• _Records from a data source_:
-------

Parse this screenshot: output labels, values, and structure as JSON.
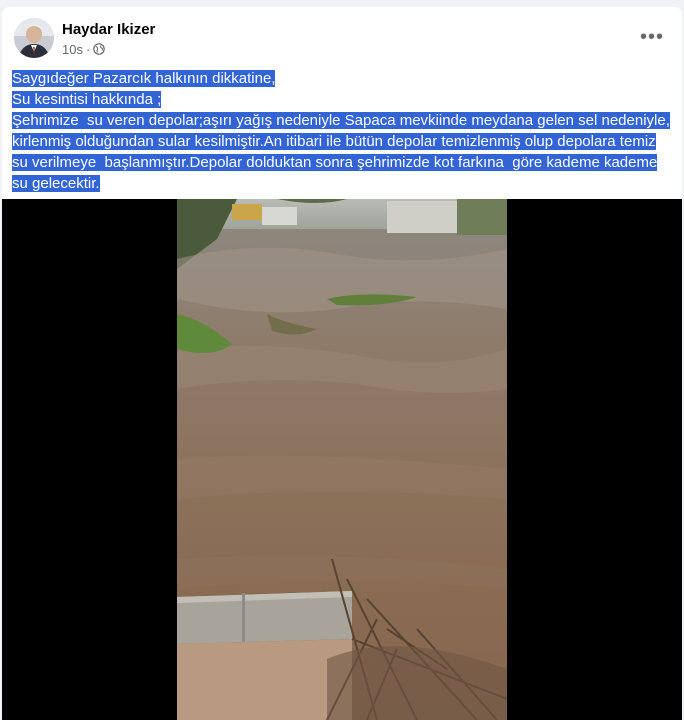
{
  "post": {
    "author": "Haydar Ikizer",
    "time": "10s",
    "visibility_icon": "globe-icon",
    "more_icon": "more-horizontal-icon",
    "more_label": "•••",
    "text_lines": [
      "Saygıdeğer Pazarcık halkının dikkatine,",
      "Su kesintisi hakkında ;",
      "Şehrimize  su veren depolar;aşırı yağış nedeniyle Sapaca mevkiinde meydana gelen sel nedeniyle,",
      "kirlenmiş olduğundan sular kesilmiştir.An itibari ile bütün depolar temizlenmiş olup depolara temiz",
      "su verilmeye  başlanmıştır.Depolar dolduktan sonra şehrimizde kot farkına  göre kademe kademe",
      "su gelecektir."
    ],
    "selection_color": "#3264d6"
  }
}
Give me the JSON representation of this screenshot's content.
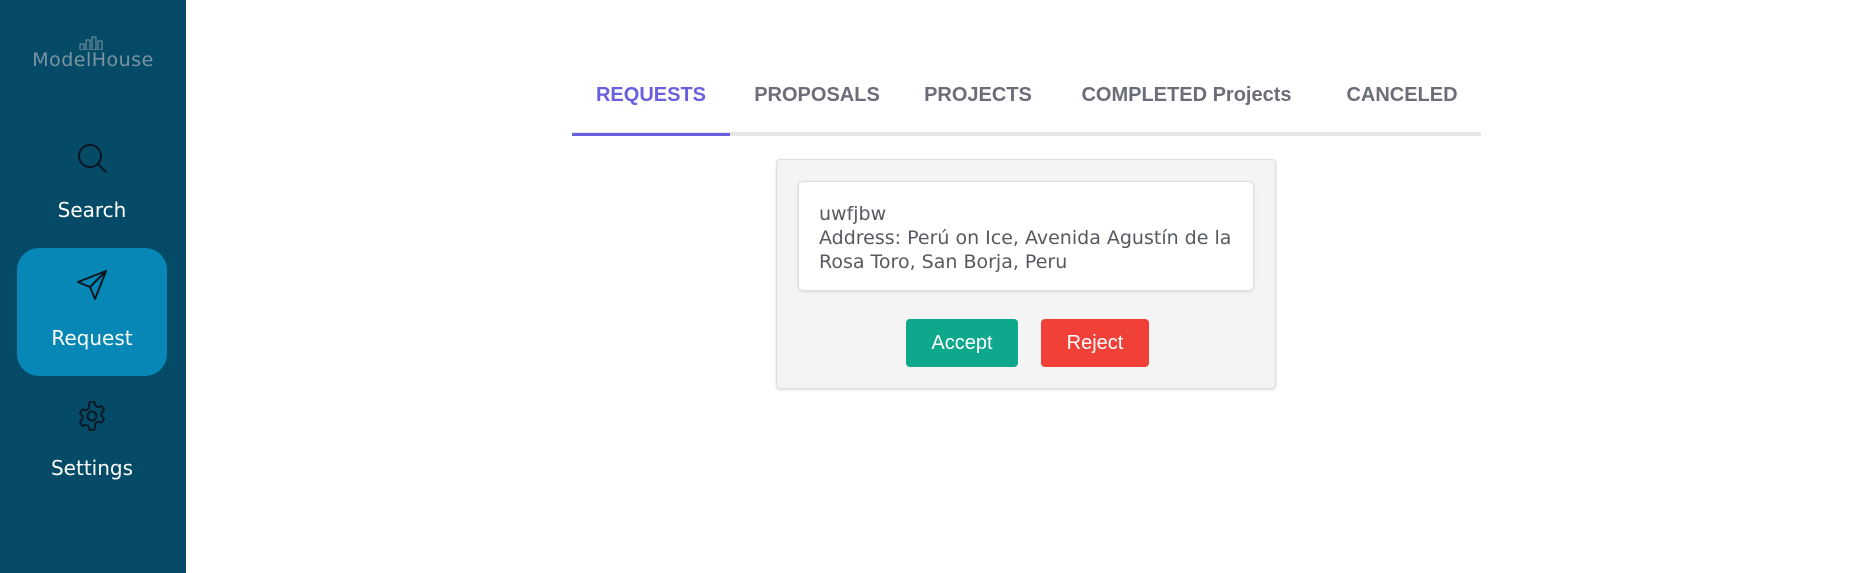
{
  "brand": {
    "name": "ModelHouse"
  },
  "sidebar": {
    "items": [
      {
        "label": "Search",
        "icon": "search-icon",
        "active": false
      },
      {
        "label": "Request",
        "icon": "send-icon",
        "active": true
      },
      {
        "label": "Settings",
        "icon": "gear-icon",
        "active": false
      }
    ]
  },
  "tabs": [
    {
      "label": "REQUESTS",
      "active": true
    },
    {
      "label": "PROPOSALS",
      "active": false
    },
    {
      "label": "PROJECTS",
      "active": false
    },
    {
      "label": "COMPLETED Projects",
      "active": false
    },
    {
      "label": "CANCELED",
      "active": false
    }
  ],
  "requests": [
    {
      "name": "uwfjbw",
      "address": "Address: Perú on Ice, Avenida Agustín de la Rosa Toro, San Borja, Peru",
      "accept_label": "Accept",
      "reject_label": "Reject"
    }
  ],
  "colors": {
    "sidebar_bg": "#054a67",
    "sidebar_active": "#0787b5",
    "tab_active": "#6a5fde",
    "accept": "#0ea88c",
    "reject": "#f04038"
  }
}
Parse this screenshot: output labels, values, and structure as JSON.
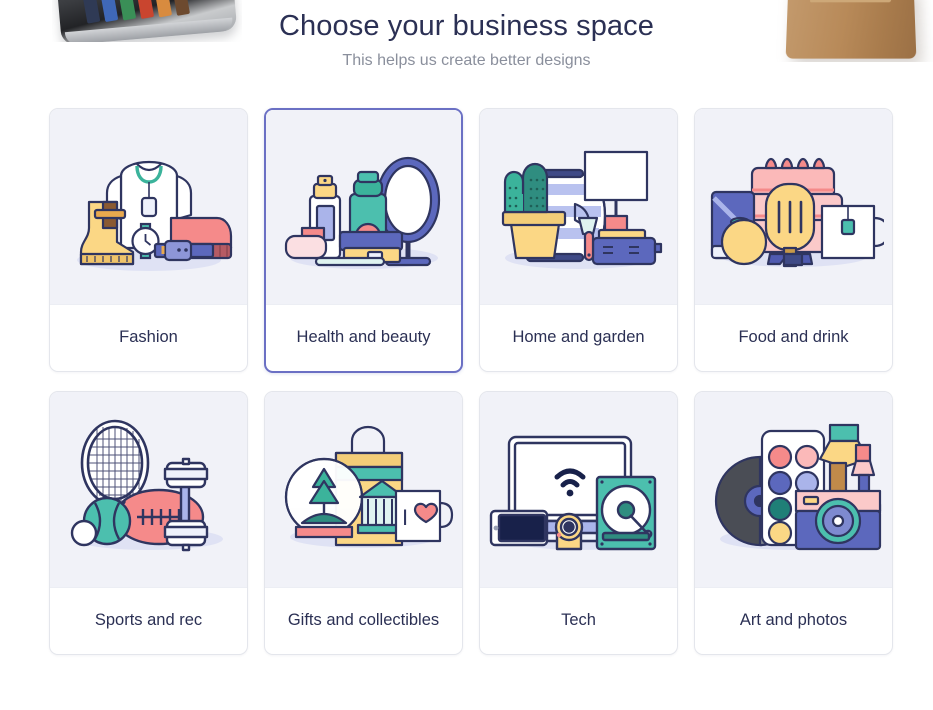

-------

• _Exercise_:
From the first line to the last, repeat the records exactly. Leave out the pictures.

• _Problem solution_:
Parse this screenshot: output labels, values, and structure as JSON.
{
  "post": {
    "author": "Haydar Ikizer",
    "time": "10s",
    "visibility_icon": "globe-icon",
    "more_icon": "more-horizontal-icon",
    "more_label": "•••",
    "text_lines": [
      "Saygıdeğer Pazarcık halkının dikkatine,",
      "Su kesintisi hakkında ;",
      "Şehrimize  su veren depolar;aşırı yağış nedeniyle Sapaca mevkiinde meydana gelen sel nedeniyle,",
      "kirlenmiş olduğundan sular kesilmiştir.An itibari ile bütün depolar temizlenmiş olup depolara temiz",
      "su verilmeye  başlanmıştır.Depolar dolduktan sonra şehrimizde kot farkına  göre kademe kademe",
      "su gelecektir."
    ],
    "selection_color": "#3264d6"
  }
}
Give me the JSON representation of this screenshot's content.
{
  "brand": {
    "name": "ModelHouse"
  },
  "sidebar": {
    "items": [
      {
        "label": "Search",
        "icon": "search-icon",
        "active": false
      },
      {
        "label": "Request",
        "icon": "send-icon",
        "active": true
      },
      {
        "label": "Settings",
        "icon": "gear-icon",
        "active": false
      }
    ]
  },
  "tabs": [
    {
      "label": "REQUESTS",
      "active": true
    },
    {
      "label": "PROPOSALS",
      "active": false
    },
    {
      "label": "PROJECTS",
      "active": false
    },
    {
      "label": "COMPLETED Projects",
      "active": false
    },
    {
      "label": "CANCELED",
      "active": false
    }
  ],
  "requests": [
    {
      "name": "uwfjbw",
      "address": "Address: Perú on Ice, Avenida Agustín de la Rosa Toro, San Borja, Peru",
      "accept_label": "Accept",
      "reject_label": "Reject"
    }
  ],
  "colors": {
    "sidebar_bg": "#054a67",
    "sidebar_active": "#0787b5",
    "tab_active": "#6a5fde",
    "accept": "#0ea88c",
    "reject": "#f04038"
  }
}
Parse this screenshot: output labels, values, and structure as JSON.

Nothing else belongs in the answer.